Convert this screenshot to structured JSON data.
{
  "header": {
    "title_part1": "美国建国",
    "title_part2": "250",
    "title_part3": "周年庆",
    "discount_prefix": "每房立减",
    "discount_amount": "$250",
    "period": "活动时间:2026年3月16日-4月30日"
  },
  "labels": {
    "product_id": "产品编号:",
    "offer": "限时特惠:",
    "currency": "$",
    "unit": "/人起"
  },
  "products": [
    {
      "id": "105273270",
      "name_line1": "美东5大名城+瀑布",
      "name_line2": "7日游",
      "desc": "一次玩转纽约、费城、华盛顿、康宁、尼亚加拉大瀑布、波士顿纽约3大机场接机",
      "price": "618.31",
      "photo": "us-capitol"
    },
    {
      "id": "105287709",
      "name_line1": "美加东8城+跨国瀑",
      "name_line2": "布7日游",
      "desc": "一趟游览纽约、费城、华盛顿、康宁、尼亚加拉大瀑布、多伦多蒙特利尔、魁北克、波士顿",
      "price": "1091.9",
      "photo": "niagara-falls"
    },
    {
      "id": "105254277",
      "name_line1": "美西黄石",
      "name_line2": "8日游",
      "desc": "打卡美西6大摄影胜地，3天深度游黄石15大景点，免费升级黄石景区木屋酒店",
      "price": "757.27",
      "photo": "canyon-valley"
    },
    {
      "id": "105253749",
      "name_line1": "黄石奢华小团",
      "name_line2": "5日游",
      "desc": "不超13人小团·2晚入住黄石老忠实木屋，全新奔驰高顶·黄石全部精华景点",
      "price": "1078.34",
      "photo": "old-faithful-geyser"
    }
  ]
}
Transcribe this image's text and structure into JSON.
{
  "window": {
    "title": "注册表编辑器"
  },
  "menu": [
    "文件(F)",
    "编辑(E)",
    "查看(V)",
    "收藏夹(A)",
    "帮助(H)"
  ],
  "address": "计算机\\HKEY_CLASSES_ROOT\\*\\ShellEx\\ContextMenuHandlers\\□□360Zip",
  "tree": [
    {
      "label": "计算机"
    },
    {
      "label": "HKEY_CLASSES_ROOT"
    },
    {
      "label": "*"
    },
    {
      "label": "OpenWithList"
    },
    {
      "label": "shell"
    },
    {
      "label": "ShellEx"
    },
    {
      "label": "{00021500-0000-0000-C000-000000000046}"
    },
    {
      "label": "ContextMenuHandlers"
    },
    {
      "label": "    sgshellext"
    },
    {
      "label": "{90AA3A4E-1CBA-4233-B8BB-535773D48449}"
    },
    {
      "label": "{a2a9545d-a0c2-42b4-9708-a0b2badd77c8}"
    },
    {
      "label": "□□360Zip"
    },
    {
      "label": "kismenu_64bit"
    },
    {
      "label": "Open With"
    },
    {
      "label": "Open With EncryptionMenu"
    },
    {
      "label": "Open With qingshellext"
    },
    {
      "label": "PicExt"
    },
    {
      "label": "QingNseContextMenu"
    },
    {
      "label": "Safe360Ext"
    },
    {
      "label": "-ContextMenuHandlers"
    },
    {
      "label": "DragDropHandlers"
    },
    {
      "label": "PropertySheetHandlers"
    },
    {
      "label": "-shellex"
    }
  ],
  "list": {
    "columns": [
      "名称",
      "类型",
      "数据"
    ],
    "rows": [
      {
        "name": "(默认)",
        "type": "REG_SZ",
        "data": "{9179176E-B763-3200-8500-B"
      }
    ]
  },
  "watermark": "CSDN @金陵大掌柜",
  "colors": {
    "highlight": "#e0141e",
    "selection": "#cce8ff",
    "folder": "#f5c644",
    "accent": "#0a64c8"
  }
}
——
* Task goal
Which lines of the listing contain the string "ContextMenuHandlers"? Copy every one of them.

* Problem solution
  "address": "计算机\\HKEY_CLASSES_ROOT\\*\\ShellEx\\ContextMenuHandlers\\□□360Zip",
      "label": "ContextMenuHandlers"
      "label": "-ContextMenuHandlers"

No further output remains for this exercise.